Posted on 3 October 2013
To answer some of your questions about ultrasound, our expert radiologists share their knowledge with you.
Can ultrasound detect abnormal growths in the body?
Yes. It helps assess whether a breast lump is benign and it can detect cancerous cells. Ultrasound is also used to guide a needle biopsy, in which a needle is inserted into tissue to extract cells for examination in a pathology laboratory.
Does it hurt?
No, there’s no pain because it’s non-surgical and there is no cutting. No sedation or anaesthetic is required, which means there’s no need for recovery time.
Does ultrasound pose any dangers?
There are no known or proved risks from authorised ultrasound examinations, says Dr Gerrit van Wageningen of Mediclinic Vergelegen in Somerset West. The only application could pose any danger is the extensive scanning with high energy and low frequency that physiotherapists often use on sports injuries.
Do doctors still use X-rays? And what determines whether ultrasound should be used instead?
X-rays are still used for specific examinations. Sometimes an initial finding or diagnosis made via X-ray is confirmed or further explored by ultrasound, which can ‘see’ more deeply into the body’s tissue than an X-ray can. Ultrasound is not always effective with parts of the body that are obscured by bone. For these, other imaging tests, such as CT or magnetic resonance imaging (MRI) scans or X-rays, will be recommended instead.
What about scanning children?
Dr Shaun Scheepers of Mediclinic Vergelegen says that ultrasound is especially useful when a radiologist needs to examine children who tend to fidget, because clear images can still be obtained even if they are moving around (which is not the case with X-rays).
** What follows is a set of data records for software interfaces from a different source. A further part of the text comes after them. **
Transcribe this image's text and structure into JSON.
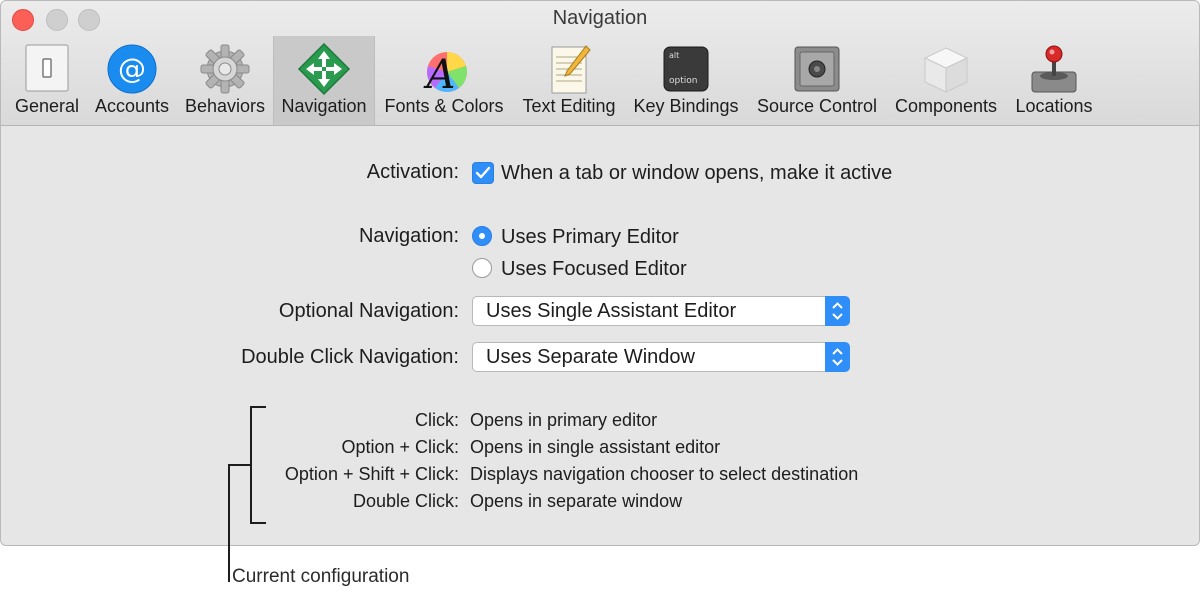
{
  "window": {
    "title": "Navigation"
  },
  "toolbar": {
    "tabs": [
      {
        "label": "General",
        "icon": "general-switch-icon"
      },
      {
        "label": "Accounts",
        "icon": "at-sign-icon"
      },
      {
        "label": "Behaviors",
        "icon": "gear-icon"
      },
      {
        "label": "Navigation",
        "icon": "navigation-arrows-icon",
        "selected": true
      },
      {
        "label": "Fonts & Colors",
        "icon": "font-color-wheel-icon"
      },
      {
        "label": "Text Editing",
        "icon": "notepad-pencil-icon"
      },
      {
        "label": "Key Bindings",
        "icon": "option-key-icon"
      },
      {
        "label": "Source Control",
        "icon": "safe-icon"
      },
      {
        "label": "Components",
        "icon": "cube-icon"
      },
      {
        "label": "Locations",
        "icon": "joystick-drive-icon"
      }
    ]
  },
  "activation": {
    "label": "Activation:",
    "option": "When a tab or window opens, make it active",
    "checked": true
  },
  "navigation": {
    "label": "Navigation:",
    "options": [
      "Uses Primary Editor",
      "Uses Focused Editor"
    ],
    "selected": "Uses Primary Editor"
  },
  "optional_navigation": {
    "label": "Optional Navigation:",
    "value": "Uses Single Assistant Editor"
  },
  "double_click_navigation": {
    "label": "Double Click Navigation:",
    "value": "Uses Separate Window"
  },
  "legend": [
    {
      "key": "Click:",
      "desc": "Opens in primary editor"
    },
    {
      "key": "Option + Click:",
      "desc": "Opens in single assistant editor"
    },
    {
      "key": "Option + Shift + Click:",
      "desc": "Displays navigation chooser to select destination"
    },
    {
      "key": "Double Click:",
      "desc": "Opens in separate window"
    }
  ],
  "annotation": "Current configuration",
  "colors": {
    "accent": "#2f8ef8",
    "close": "#fc5f57",
    "selected_tab": "#c9c9c9"
  }
}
If you have questions on this post, or any other medical matter, please visit us on Facebook.